Celilo Indian delegation, 1868
Here’s an early reservation-era document of a diplomatic visit by Warm Springs and/or Umatilla Indians to Oregon’s governor, showing how they parried each other with this language.
I’m fascinated with how well the Governor and the newspaper reporter understood these Native people’s words and intentions, and respected them but insisted that the White man’s way must be followed. The phrase “siwash governor” is also revealing, for what it tells us of the way tribes’ relationship with the US was conceptualized.
INDIAN DELEGATION. Last week a delegation of the Celilo Indians [Columbia River Sahaptins] visited this city, and passed through to Salem, returning on Wednesday. The Record furnishes an account of their doings while at the capital. It seems that they visited the Penitentiary, and found one of their tribe at work there, expiating the gentlemanly crime of horse stealing. They pretended a very ingenious surprise at their discovery, but the Record suspects that they knew of his whereabouts and went there in hopes to ameliorate his condition. They applied to Governor [George Lemuel] Woods [1832-1890] for executive clemency, but the Governor concluded it was best to let the aboriginee [sic] finish his apprenticeship to the art of brickmaking. The wa-wa [‘conversation’] is thus described:
Entering the Executive Chamber they took seats. A rotund and portly savage, who unoubtedly is a big gun, but did not claim to be a chief, took the floor and discoursed in his native dialects — one of his company translating into “Chinook.” The portly tillicum [‘person; friend’] was eloquent, and his gestures were elegant and striking. They had come to see the white man’s country, and were delighted to find it was a “hyas closh illahee.” [‘Very good place.’] The earth had abundant products that the siwash [‘Indian’] would delight to eat; birds filled the air; horses, cattle and sheep roamed over prairie and hillside. Their country was no comparison, and the white man had forgotten to pay them for it. They had seen the houses and lands of the “Bostons;” [‘Americans’] they had discovered they had good “tumtums;” [‘hearts’] and their own “tumtums” were also in splendid tune toward us. They had seen the Governor, and they were glad. So the “orating” red man paused in the midst of a striking and poetic gesture, and sat spell bound waiting for a reply.

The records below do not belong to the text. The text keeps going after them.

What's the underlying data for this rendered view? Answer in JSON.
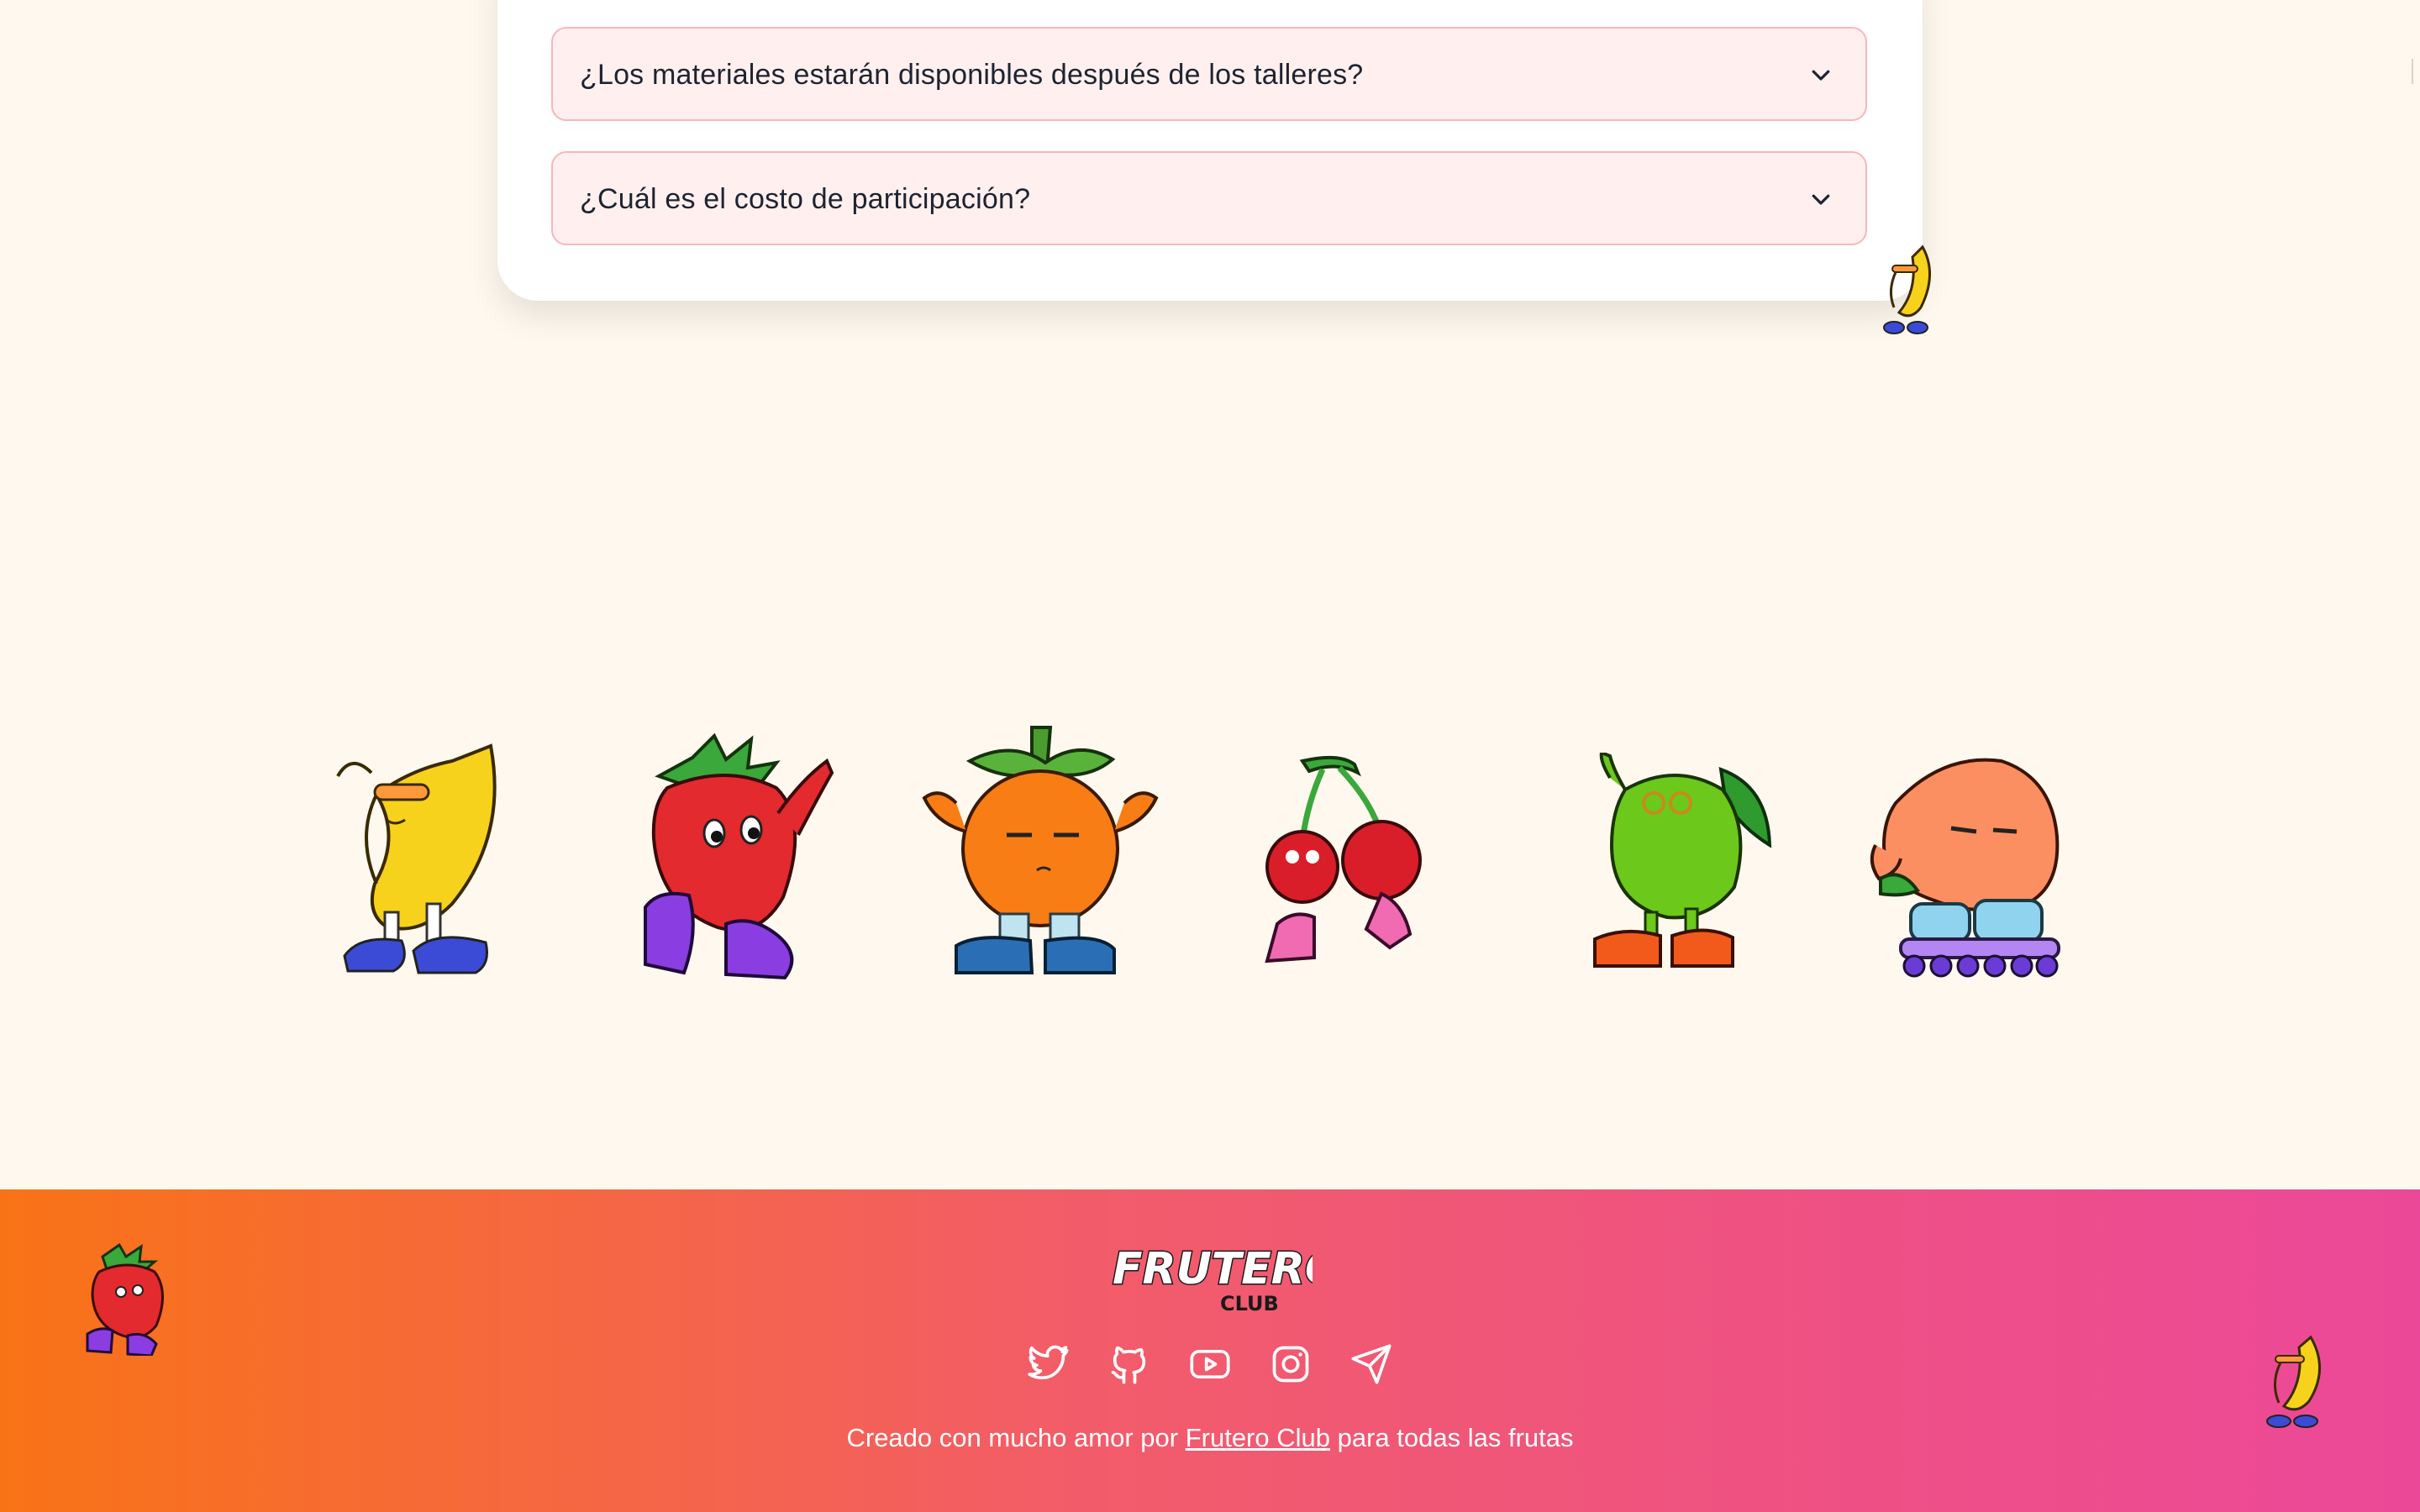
{
  "faq": {
    "items": [
      {
        "question": "¿Los materiales estarán disponibles después de los talleres?"
      },
      {
        "question": "¿Cuál es el costo de participación?"
      }
    ]
  },
  "mascots": [
    "banana",
    "strawberry",
    "orange",
    "cherries",
    "lime",
    "peach"
  ],
  "footer": {
    "logo_main": "FRUTERO",
    "logo_sub": "CLUB",
    "social": [
      "twitter-icon",
      "github-icon",
      "youtube-icon",
      "instagram-icon",
      "telegram-icon"
    ],
    "credit_prefix": "Creado con mucho amor por",
    "credit_link": "Frutero Club",
    "credit_suffix": "para todas las frutas"
  },
  "colors": {
    "page_bg": "#fff8ee",
    "faq_bg": "#fff0ef",
    "faq_border": "#f6b6bd",
    "footer_start": "#f97316",
    "footer_end": "#ec4899"
  }
}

Gov. Woods is an orator by nature; he speaks well in the President’s English, but his command of Chinook surpasses it. In glowing words of that decidedly mixed dialect, he acknowledge the honor done him. He confessed that we had a good country and “hyu ictas;” [‘many possessions’] that we all worked hard for them and got them that way, and in persuasive tones, and with nice tact, he told them to do lots of work and they would have lots of “ictas” also — and every Indian grunted assent. With a wave of his hand, the Governor told the braves they had the floor again.

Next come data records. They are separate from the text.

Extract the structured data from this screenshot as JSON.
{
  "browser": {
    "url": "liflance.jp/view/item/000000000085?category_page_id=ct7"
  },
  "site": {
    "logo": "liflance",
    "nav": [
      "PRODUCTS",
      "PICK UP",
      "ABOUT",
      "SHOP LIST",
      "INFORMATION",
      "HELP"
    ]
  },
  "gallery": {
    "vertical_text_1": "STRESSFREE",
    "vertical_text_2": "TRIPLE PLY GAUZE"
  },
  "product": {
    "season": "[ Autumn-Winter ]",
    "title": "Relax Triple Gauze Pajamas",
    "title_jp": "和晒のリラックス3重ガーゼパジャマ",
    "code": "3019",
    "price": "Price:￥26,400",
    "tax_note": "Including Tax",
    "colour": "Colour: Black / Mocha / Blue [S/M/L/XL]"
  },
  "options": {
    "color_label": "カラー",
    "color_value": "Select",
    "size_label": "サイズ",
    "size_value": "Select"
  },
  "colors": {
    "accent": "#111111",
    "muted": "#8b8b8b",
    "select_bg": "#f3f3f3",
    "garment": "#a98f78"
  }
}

The red man went back to by-gone time, and said he knew this country before we did him the honor to come here — he did indeed. He was glad we had come — he was indeed. It was true the white men had bought his land, and it was rather a pity they had forgotten to pay for it, and he rather thought they had better have kept the land and retailed it out on their own hook. He recited, with pathos, the white men’s promises. The hats, caps and shoes, the coats, vests and pants, calico and cotton shirts, neckties, ribbons and gimcracks, the blankets and bed-quilts stipulated for, but not received. And then, with remarkable complaisance he insinuated that no doubt the Governor could give all these things, and send a full suit to their “tyee” [‘chief’] besides.
As a wind-up, the Governor said he was chief only of the “Boston tillicums,” but that he was glad to see the brave red men from beyond Celilo. Mr. [John Webster Perit] Huntington [1831-1869] was the “siwash” Governor, and they knew him well.
We have heard of aboriginal eloqu[e]nce, but we thought we realized it as the old fellow recited the list of dry goods due them from Uncle Samuel. There was earnestness of sound, and gestures that were indicative of every article described. The red men complained that they were tired and weary of travel, and could not the Governor give them a paper that would take them down the river on a steamboat? Whether they got a pass from the P.T. Co. [People’s Transportation Company] or no, we have not learned — but they deserved it, and we doubt if any Indian delegation has been to Salem in a long time that has put on more style than these nameless ones from Celilo who have just visited their suffering comrade in the penitentiary.
— from the Oregon City (OR) Enterprise of July 18, 1868, page 2, column 3
What do you think?